### Video Transcript

Consider this list of expressions:
(a) π₯π¦π§ plus π₯ squared. (b) π₯ cubed plus three π₯ squared
minus two π₯, (c) π₯π¦ plus three, (d) π¦ cubed, and (e) π squared π plus π
cubed. Which expression, or expressions,
is a binomial of degree three?

In this question, we are given a
list of five different algebraic expressions. And we need to determine which of
these expressions is a binomial of degree three. Since we need to check if each
expression is a binomial and we need to find the degree of each term, letβs start by
checking which of the five expressions are binomials.

To do this, we first recall that a
binomial is a polynomial that has two terms. So, we need to check which
expressions are polynomials and which expressions have two terms. To help us keep track of all of
this information for each expression, letβs construct a table where we can list if
each expression is a polynomial, has two terms, and the degree of each
expression. We can start by checking if each
expression is a polynomial. We can recall that a polynomial is
the sum of monomial terms, which in turn are the products of constants and variables
raised to nonnegative integer exponents.

The main things to note about this
definition is that each term can have a constant factor and all of the variables
must be raised to nonnegative integer exponents. We also allow for a term to be a
constant nonzero value that does not have any variable as a factor. Therefore, we can check if each
expression is a polynomial by checking every term in the expression is in this
form.

In expression (a), we note that we
can rewrite the expression as π₯ to the first power, π¦ to the first power, π§ to
the first power plus π₯ squared. The exponents of the variables are
all nonnegative integers. So, this is a polynomial.

We can follow a similar process for
the other four expressions, where we note that constant terms on their own are
allowed either by adding this into the definition or by using the fact that π₯ to
the zeroth power is one. This means that all five
expressions are polynomials. Letβs now check the number of terms
in each expression to see which of these polynomials are binomials.
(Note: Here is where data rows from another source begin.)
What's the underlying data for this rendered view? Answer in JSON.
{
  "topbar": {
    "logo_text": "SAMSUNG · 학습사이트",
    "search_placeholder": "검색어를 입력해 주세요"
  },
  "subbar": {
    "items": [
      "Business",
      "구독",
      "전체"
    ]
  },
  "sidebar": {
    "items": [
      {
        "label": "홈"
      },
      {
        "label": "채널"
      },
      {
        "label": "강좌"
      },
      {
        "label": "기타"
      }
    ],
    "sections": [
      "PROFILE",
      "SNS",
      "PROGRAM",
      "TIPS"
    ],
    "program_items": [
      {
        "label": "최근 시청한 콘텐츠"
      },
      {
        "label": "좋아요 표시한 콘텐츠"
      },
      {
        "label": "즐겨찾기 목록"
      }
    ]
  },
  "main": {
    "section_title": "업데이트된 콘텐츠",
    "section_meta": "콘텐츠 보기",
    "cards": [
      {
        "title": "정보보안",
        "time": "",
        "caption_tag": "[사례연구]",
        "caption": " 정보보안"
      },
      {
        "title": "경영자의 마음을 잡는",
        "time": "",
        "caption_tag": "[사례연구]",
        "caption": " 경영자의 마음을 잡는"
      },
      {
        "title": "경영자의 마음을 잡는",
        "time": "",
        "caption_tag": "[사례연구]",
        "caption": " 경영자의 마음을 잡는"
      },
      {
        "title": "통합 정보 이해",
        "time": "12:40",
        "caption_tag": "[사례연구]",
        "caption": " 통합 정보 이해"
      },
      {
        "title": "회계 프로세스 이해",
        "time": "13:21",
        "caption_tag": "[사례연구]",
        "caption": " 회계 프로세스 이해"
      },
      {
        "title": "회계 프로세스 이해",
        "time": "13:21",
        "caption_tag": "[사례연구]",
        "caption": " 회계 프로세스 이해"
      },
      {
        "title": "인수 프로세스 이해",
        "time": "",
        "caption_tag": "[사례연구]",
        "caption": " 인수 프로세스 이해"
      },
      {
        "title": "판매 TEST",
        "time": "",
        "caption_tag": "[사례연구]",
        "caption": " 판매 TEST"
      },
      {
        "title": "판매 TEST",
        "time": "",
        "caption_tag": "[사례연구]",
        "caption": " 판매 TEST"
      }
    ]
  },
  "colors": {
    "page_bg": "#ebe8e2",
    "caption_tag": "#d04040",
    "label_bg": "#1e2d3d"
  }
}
We recall that a term in this case
refers to the number of monomials in the simplified expression. In the first expression, we see
that there are two distinct monomial terms separated by the addition. This means that expression (a) is a
polynomial with two terms. So, it is a binomial. Expression (b) is a polynomial with
three terms. So, it is a trinomial, not a
binomial. Both expressions (c) and (e) are
polynomials with two terms. So, they are also binomials. Expression (d) only has a single
term. It is worth noting that we could
write this as π¦ cubed plus zero. However, we do not count zero to be
a term since it does not affect the expression. Thus, expression (d) is a
monomial.

We now need to check the degree of
the binomial expressions. For due diligence, we will find the
degree of all five expressions, though it is not necessary to do this to answer the
question. To find these degrees, we can start
by recalling that the degree of a monomial is the sum of the exponents of its
variables. We can then recall that the degree
of a polynomial is the greatest degree of any of its monomial terms. This means that we can calculate
the degree of a polynomial by finding the degree of every term and then choosing the
largest value.

Letβs calculate the degree of all
five polynomials. In expression (a), we can add the
exponents of the variables in the first term to get three. And we note that there is only a
single exponent of two in the second term. So, the first term has degree
three, and the second term has degree two. The greatest of these values is
three, so its degree is three. This means that expression (a) is a
degree three binomial.

In expression (b), we see that all
of the terms have a single variable. And the largest exponent of these
variables is three. So, this is a degree three
trinomial. However, this expression has three
terms. So, it is a trinomial, and it is
not a binomial.

In expression (c), we see that the
first term has two variables, each with exponent one. So, the degree of this term is one
plus one, which equals two. The second term is a nonzero
constant, and so its degree is zero. The greatest of these degrees is
two. So, expression (c) is a binomial of
degree two, not three.

Expression (d) only contains a
single term, whose only variable is raised to an exponent of three. So, the degree of this monomial is
three, but it is not a binomial. Finally, for expression (e), we can
see that both terms are of degree three. So, the binomial itself also has
degree three.

If we then check our table, we see
that only expressions (a) and (e) are polynomials with two terms that are of degree
three.